Task item
What is needed is an exact copy of the data that follows.

####

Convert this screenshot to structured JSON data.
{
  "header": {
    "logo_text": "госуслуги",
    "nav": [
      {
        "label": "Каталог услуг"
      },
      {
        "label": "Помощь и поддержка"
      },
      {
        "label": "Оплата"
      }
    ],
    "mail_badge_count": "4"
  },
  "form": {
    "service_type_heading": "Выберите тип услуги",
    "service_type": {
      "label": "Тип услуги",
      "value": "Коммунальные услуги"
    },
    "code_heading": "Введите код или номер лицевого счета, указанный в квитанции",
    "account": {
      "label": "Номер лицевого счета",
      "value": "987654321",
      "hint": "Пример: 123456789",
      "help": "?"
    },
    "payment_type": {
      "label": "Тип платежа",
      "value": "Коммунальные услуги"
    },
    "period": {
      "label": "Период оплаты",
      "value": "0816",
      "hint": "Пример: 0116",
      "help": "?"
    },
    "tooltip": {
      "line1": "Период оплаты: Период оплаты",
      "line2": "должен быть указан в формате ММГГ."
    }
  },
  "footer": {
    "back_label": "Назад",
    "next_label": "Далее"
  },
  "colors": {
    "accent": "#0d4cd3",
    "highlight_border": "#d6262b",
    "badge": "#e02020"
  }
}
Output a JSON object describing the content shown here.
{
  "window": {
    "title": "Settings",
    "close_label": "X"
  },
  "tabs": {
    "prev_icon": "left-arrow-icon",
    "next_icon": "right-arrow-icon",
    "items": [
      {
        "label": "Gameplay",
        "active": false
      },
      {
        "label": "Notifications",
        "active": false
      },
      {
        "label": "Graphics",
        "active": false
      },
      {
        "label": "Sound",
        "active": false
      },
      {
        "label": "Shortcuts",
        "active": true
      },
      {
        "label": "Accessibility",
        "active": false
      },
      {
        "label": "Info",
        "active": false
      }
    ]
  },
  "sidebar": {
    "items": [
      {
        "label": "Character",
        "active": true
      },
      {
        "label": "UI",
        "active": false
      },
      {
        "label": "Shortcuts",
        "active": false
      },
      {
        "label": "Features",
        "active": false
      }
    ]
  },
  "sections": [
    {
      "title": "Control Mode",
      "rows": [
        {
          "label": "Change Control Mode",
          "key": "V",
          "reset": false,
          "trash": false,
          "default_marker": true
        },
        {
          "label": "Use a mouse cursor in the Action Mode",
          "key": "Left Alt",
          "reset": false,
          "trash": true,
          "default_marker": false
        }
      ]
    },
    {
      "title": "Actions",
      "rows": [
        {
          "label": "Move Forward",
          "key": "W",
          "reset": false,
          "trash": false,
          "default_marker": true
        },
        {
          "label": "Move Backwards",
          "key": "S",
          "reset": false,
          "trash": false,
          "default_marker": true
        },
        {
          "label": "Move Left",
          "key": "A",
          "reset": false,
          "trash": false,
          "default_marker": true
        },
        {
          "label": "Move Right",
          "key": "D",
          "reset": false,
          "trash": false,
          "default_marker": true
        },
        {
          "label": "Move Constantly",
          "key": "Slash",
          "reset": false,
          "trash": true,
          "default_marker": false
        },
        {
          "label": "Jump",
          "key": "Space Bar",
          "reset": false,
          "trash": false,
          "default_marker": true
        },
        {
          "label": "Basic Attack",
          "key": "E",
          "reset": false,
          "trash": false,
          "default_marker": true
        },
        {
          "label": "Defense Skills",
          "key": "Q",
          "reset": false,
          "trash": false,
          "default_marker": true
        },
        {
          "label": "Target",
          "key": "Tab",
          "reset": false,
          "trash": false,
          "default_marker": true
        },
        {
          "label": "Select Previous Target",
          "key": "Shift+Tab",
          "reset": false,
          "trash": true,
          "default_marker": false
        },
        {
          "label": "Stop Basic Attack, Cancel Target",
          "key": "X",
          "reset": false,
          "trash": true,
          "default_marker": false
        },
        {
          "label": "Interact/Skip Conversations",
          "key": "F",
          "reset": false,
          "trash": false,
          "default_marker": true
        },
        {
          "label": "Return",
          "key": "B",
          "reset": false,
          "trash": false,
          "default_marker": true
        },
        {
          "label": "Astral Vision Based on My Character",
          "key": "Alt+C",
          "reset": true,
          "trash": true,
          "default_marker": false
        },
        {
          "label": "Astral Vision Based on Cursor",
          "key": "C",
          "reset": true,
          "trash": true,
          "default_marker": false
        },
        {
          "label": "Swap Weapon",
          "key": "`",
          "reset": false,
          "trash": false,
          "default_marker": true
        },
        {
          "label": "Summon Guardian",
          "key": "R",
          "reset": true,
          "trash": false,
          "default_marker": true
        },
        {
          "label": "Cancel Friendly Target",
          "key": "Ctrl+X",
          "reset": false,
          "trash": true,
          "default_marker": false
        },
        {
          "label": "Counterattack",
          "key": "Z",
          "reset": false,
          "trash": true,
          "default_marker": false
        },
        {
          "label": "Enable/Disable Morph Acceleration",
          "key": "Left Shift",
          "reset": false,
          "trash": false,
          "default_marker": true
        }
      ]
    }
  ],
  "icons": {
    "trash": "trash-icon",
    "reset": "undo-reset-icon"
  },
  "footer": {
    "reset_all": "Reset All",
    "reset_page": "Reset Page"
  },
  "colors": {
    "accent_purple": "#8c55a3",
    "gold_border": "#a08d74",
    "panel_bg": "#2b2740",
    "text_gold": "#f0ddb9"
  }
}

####

Completed task
Convert this screenshot to structured JSON data.
{
  "header": {
    "logo_text": "госуслуги",
    "nav": [
      {
        "label": "Каталог услуг"
      },
      {
        "label": "Помощь и поддержка"
      },
      {
        "label": "Оплата"
      }
    ],
    "mail_badge_count": "4"
  },
  "form": {
    "service_type_heading": "Выберите тип услуги",
    "service_type": {
      "label": "Тип услуги",
      "value": "Коммунальные услуги"
    },
    "code_heading": "Введите код или номер лицевого счета, указанный в квитанции",
    "account": {
      "label": "Номер лицевого счета",
      "value": "987654321",
      "hint": "Пример: 123456789",
      "help": "?"
    },
    "payment_type": {
      "label": "Тип платежа",
      "value": "Коммунальные услуги"
    },
    "period": {
      "label": "Период оплаты",
      "value": "0816",
      "hint": "Пример: 0116",
      "help": "?"
    },
    "tooltip": {
      "line1": "Период оплаты: Период оплаты",
      "line2": "должен быть указан в формате ММГГ."
    }
  },
  "footer": {
    "back_label": "Назад",
    "next_label": "Далее"
  },
  "colors": {
    "accent": "#0d4cd3",
    "highlight_border": "#d6262b",
    "badge": "#e02020"
  }
}
Output a JSON object describing the content shown here.
{
  "window": {
    "title": "Settings",
    "close_label": "X"
  },
  "tabs": {
    "prev_icon": "left-arrow-icon",
    "next_icon": "right-arrow-icon",
    "items": [
      {
        "label": "Gameplay",
        "active": false
      },
      {
        "label": "Notifications",
        "active": false
      },
      {
        "label": "Graphics",
        "active": false
      },
      {
        "label": "Sound",
        "active": false
      },
      {
        "label": "Shortcuts",
        "active": true
      },
      {
        "label": "Accessibility",
        "active": false
      },
      {
        "label": "Info",
        "active": false
      }
    ]
  },
  "sidebar": {
    "items": [
      {
        "label": "Character",
        "active": true
      },
      {
        "label": "UI",
        "active": false
      },
      {
        "label": "Shortcuts",
        "active": false
      },
      {
        "label": "Features",
        "active": false
      }
    ]
  },
  "sections": [
    {
      "title": "Control Mode",
      "rows": [
        {
          "label": "Change Control Mode",
          "key": "V",
          "reset": false,
          "trash": false,
          "default_marker": true
        },
        {
          "label": "Use a mouse cursor in the Action Mode",
          "key": "Left Alt",
          "reset": false,
          "trash": true,
          "default_marker": false
        }
      ]
    },
    {
      "title": "Actions",
      "rows": [
        {
          "label": "Move Forward",
          "key": "W",
          "reset": false,
          "trash": false,
          "default_marker": true
        },
        {
          "label": "Move Backwards",
          "key": "S",
          "reset": false,
          "trash": false,
          "default_marker": true
        },
        {
          "label": "Move Left",
          "key": "A",
          "reset": false,
          "trash": false,
          "default_marker": true
        },
        {
          "label": "Move Right",
          "key": "D",
          "reset": false,
          "trash": false,
          "default_marker": true
        },
        {
          "label": "Move Constantly",
          "key": "Slash",
          "reset": false,
          "trash": true,
          "default_marker": false
        },
        {
          "label": "Jump",
          "key": "Space Bar",
          "reset": false,
          "trash": false,
          "default_marker": true
        },
        {
          "label": "Basic Attack",
          "key": "E",
          "reset": false,
          "trash": false,
          "default_marker": true
        },
        {
          "label": "Defense Skills",
          "key": "Q",
          "reset": false,
          "trash": false,
          "default_marker": true
        },
        {
          "label": "Target",
          "key": "Tab",
          "reset": false,
          "trash": false,
          "default_marker": true
        },
        {
          "label": "Select Previous Target",
          "key": "Shift+Tab",
          "reset": false,
          "trash": true,
          "default_marker": false
        },
        {
          "label": "Stop Basic Attack, Cancel Target",
          "key": "X",
          "reset": false,
          "trash": true,
          "default_marker": false
        },
        {
          "label": "Interact/Skip Conversations",
          "key": "F",
          "reset": false,
          "trash": false,
          "default_marker": true
        },
        {
          "label": "Return",
          "key": "B",
          "reset": false,
          "trash": false,
          "default_marker": true
        },
        {
          "label": "Astral Vision Based on My Character",
          "key": "Alt+C",
          "reset": true,
          "trash": true,
          "default_marker": false
        },
        {
          "label": "Astral Vision Based on Cursor",
          "key": "C",
          "reset": true,
          "trash": true,
          "default_marker": false
        },
        {
          "label": "Swap Weapon",
          "key": "`",
          "reset": false,
          "trash": false,
          "default_marker": true
        },
        {
          "label": "Summon Guardian",
          "key": "R",
          "reset": true,
          "trash": false,
          "default_marker": true
        },
        {
          "label": "Cancel Friendly Target",
          "key": "Ctrl+X",
          "reset": false,
          "trash": true,
          "default_marker": false
        },
        {
          "label": "Counterattack",
          "key": "Z",
          "reset": false,
          "trash": true,
          "default_marker": false
        },
        {
          "label": "Enable/Disable Morph Acceleration",
          "key": "Left Shift",
          "reset": false,
          "trash": false,
          "default_marker": true
        }
      ]
    }
  ],
  "icons": {
    "trash": "trash-icon",
    "reset": "undo-reset-icon"
  },
  "footer": {
    "reset_all": "Reset All",
    "reset_page": "Reset Page"
  },
  "colors": {
    "accent_purple": "#8c55a3",
    "gold_border": "#a08d74",
    "panel_bg": "#2b2740",
    "text_gold": "#f0ddb9"
  }
}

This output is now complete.